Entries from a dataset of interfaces
********************

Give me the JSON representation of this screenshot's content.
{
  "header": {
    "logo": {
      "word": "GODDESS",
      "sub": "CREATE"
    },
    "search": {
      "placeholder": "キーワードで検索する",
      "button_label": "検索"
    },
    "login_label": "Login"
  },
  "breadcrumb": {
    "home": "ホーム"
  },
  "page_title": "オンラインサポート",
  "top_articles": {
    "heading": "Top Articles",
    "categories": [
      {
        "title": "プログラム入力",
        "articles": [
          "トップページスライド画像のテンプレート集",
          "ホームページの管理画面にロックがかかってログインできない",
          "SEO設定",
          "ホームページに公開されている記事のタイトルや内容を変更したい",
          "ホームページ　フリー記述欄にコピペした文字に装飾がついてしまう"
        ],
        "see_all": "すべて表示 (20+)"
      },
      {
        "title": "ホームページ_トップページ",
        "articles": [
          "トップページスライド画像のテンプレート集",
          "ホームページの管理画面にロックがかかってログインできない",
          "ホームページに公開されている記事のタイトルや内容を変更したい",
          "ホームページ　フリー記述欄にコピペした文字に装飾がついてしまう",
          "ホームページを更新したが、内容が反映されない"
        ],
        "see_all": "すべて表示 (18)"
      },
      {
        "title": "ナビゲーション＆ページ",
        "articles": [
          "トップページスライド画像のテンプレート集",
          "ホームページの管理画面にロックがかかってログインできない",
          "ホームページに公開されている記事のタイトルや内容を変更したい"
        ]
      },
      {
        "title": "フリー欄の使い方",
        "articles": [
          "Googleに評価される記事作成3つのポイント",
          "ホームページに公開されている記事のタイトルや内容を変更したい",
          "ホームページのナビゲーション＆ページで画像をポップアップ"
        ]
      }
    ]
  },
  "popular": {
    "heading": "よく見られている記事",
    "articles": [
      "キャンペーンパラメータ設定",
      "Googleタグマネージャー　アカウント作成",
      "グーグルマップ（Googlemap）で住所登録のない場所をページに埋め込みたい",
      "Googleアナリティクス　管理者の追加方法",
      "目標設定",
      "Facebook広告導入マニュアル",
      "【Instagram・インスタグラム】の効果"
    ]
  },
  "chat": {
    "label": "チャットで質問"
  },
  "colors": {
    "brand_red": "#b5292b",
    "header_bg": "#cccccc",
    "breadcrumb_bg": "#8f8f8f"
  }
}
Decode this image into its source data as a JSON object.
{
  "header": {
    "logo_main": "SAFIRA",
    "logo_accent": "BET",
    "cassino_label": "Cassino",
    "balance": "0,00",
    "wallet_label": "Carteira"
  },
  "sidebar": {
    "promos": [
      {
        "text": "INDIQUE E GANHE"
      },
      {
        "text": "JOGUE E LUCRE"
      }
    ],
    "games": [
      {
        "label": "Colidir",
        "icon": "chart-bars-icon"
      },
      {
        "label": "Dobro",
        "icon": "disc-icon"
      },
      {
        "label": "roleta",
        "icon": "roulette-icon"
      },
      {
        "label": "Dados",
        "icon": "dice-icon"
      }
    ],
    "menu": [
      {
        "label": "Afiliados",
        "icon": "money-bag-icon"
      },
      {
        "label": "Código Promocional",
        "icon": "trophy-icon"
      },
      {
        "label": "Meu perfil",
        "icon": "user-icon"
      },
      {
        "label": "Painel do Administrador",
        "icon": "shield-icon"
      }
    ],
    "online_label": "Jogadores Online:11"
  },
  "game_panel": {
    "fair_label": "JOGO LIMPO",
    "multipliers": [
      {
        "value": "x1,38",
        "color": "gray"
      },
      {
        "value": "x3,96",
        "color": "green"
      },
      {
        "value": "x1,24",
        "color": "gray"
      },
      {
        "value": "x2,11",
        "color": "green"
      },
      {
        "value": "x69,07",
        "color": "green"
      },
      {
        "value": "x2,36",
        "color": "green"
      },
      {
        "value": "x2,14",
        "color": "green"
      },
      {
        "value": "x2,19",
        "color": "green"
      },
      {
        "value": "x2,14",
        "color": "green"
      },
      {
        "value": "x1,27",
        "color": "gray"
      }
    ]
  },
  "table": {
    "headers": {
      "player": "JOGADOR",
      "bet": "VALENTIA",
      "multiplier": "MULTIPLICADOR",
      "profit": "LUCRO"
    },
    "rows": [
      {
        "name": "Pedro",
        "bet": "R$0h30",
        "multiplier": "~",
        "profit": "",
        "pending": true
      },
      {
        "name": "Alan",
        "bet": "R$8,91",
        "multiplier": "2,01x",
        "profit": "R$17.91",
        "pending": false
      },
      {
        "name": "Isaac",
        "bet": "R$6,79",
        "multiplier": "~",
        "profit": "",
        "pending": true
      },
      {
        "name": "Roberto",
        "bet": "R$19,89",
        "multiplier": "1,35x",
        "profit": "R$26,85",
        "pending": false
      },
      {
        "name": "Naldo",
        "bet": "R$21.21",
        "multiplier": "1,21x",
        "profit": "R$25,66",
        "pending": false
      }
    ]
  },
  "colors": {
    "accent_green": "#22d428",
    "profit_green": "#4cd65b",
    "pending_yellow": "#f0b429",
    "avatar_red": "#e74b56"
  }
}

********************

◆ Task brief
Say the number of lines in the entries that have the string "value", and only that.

◆ Task output
10